A 71-year-old woman had TN due to compression of the trigeminal nerve by the superior cerebellar artery (SCA) fused with the persistent primitive trigeminal artery (PTA). Preoperative 3D multifusion simulation images of silent magnetic resonance (MR) angiography and MR cisternography depicted the NVC, including the trigeminal nerve, SCA, and PTA. CFD analysis revealed the hemodynamic condition of the NVC, including the SCA and PTA. The wall shear stress magnitude (WSSm) at the NVC showed a local elevation due to flow confluence from the SCA and PTA. High WSSm was observed in the NVC.

LESSONS

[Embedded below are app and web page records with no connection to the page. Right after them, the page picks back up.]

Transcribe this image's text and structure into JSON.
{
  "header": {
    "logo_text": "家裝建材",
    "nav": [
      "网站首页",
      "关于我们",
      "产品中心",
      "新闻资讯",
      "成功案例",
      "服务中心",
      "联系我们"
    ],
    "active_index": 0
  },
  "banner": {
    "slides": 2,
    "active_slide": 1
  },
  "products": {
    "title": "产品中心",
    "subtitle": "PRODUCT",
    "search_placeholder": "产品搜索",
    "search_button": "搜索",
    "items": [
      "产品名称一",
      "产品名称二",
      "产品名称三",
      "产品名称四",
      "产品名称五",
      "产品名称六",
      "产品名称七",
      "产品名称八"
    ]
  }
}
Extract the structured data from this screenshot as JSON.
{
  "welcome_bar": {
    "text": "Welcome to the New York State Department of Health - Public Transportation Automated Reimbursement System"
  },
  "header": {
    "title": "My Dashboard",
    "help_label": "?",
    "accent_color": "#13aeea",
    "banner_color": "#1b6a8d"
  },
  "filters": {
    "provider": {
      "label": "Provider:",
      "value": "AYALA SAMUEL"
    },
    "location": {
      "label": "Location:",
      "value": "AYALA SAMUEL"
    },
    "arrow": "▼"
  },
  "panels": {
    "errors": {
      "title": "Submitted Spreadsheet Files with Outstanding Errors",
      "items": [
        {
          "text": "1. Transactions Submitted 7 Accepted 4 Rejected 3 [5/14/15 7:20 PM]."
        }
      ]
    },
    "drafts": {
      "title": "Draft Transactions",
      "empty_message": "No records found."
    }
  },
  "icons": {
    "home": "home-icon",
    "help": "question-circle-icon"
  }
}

Preoperative simulation images of MR angiography and MR cisternography may depict the NVC. CFD analysis can provide the hemodynamic condition at the NVC.

Open access

L5 mononeuritis, an uncommon cause of foot drop: illustrative case

Oleg Peselzon, Michael Colditz, and Liam R. Maclachlan

BACKGROUND

New-onset adult foot drop is commonly encountered in neurosurgical practice and has a broad differential, including radiculopathy, peroneal nerve palsy, demyelinating diseases, and central causes. Etiology is commonly identified with comprehensive history, examination, imaging, and investigations. Despite familiarity with the management of lumbar spondylosis and peroneal nerve compression causes, rare or uncommon presentations of nonsurgical causes are important to consider in order to avoid nonbeneficial surgery.

OBSERVATIONS

The authors report a very uncommon cause of foot drop: new-onset isolated L5 mononeuritis in a 61-year-old nondiabetic male. They provide a review of the etiology and diagnosis of foot drop in neurosurgical practice and detail pitfalls during workup and the strategy for its nonsurgical management.

LESSONS

Uncommon, nonsurgical causes for foot drop, even in the setting of degenerative lumbar spondylosis, should be considered during workup to reduce the likelihood of unnecessary surgical intervention. The authors review strategies for investigation of new-onset adult foot drop and relate these to an uncommon cause, an isolated L5 mononeuritis, and detail its clinical course and response to treatment.